## Work instructions
Whenever a line in the entries below contains "JSON", copy that line.

## Extracted material
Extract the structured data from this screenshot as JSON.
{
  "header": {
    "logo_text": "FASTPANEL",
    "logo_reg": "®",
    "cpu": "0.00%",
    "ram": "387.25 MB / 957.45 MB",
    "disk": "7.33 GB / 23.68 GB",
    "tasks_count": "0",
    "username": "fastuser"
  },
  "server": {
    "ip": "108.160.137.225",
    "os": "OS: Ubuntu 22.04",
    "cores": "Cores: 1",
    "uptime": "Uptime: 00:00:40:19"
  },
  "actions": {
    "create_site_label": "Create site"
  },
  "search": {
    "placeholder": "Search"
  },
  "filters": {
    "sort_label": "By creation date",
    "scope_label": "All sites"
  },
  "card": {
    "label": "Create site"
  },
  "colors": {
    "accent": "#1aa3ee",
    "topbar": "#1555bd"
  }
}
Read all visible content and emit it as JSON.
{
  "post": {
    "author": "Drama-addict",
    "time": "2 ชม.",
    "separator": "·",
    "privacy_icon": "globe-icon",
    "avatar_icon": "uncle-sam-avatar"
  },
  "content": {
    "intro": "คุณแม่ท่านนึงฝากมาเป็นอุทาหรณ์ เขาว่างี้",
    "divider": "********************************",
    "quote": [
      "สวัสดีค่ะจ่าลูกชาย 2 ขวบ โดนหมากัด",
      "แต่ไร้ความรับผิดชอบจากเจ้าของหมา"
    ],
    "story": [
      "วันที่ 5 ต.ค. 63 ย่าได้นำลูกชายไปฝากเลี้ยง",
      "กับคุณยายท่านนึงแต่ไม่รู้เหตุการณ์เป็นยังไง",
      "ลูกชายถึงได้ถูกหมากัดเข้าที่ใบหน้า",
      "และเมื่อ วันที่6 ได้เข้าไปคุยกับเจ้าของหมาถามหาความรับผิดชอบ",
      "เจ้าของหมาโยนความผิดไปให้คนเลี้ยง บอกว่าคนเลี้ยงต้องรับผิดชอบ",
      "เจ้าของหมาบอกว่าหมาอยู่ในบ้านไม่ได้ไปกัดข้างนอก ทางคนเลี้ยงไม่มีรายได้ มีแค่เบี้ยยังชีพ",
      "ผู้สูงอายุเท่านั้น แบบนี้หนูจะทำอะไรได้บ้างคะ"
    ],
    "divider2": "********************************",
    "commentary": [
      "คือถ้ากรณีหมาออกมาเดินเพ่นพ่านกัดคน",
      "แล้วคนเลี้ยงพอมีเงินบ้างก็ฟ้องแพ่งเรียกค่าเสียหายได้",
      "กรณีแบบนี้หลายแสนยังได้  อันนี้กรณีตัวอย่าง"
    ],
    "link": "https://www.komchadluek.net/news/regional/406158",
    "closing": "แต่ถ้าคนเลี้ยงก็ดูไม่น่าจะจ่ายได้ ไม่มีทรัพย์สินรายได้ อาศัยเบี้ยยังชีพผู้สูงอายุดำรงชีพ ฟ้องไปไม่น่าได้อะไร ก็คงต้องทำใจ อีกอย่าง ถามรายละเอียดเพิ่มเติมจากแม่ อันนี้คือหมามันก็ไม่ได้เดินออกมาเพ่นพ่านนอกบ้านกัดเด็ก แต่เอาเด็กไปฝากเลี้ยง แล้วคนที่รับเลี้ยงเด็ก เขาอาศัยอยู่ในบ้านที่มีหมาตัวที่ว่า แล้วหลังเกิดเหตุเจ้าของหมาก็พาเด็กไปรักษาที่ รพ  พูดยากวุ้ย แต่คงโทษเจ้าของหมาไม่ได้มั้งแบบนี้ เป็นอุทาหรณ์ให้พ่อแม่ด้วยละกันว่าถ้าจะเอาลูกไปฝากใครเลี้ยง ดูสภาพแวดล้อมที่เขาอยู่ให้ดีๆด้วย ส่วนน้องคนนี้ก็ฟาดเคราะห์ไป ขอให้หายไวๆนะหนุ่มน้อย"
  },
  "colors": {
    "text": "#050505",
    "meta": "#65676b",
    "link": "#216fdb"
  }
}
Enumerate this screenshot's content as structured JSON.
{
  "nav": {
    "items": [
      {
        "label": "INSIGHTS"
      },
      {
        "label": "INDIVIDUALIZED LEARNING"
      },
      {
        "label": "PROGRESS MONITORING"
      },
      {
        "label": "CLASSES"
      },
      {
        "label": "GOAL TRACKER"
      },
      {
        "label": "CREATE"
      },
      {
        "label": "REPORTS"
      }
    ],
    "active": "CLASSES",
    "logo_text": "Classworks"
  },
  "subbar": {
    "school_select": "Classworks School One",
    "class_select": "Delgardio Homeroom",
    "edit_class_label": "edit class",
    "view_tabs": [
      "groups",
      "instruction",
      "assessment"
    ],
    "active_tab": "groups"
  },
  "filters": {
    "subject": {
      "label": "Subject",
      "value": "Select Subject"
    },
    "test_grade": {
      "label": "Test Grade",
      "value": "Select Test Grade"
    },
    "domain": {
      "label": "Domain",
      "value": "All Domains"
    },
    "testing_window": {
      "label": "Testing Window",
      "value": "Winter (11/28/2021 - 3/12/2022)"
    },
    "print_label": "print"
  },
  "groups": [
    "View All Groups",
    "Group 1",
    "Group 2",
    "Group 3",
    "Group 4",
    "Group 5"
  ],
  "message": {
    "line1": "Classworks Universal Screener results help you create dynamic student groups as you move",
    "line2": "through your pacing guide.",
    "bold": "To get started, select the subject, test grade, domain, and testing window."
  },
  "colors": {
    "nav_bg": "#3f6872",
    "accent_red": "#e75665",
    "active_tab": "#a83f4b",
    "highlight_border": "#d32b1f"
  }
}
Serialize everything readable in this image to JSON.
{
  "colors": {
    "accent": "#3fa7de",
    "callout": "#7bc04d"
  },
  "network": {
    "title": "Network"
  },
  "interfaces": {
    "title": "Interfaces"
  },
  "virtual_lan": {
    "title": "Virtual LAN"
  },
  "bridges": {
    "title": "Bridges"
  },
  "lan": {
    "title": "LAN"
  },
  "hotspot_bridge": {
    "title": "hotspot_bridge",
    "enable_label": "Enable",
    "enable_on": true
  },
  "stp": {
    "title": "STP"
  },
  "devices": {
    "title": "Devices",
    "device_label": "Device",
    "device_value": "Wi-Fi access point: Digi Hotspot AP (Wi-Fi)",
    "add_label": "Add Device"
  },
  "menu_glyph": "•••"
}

## Answer to this exercise
Extract the structured data from this screenshot as JSON.
Read all visible content and emit it as JSON.
Enumerate this screenshot's content as structured JSON.
Serialize everything readable in this image to JSON.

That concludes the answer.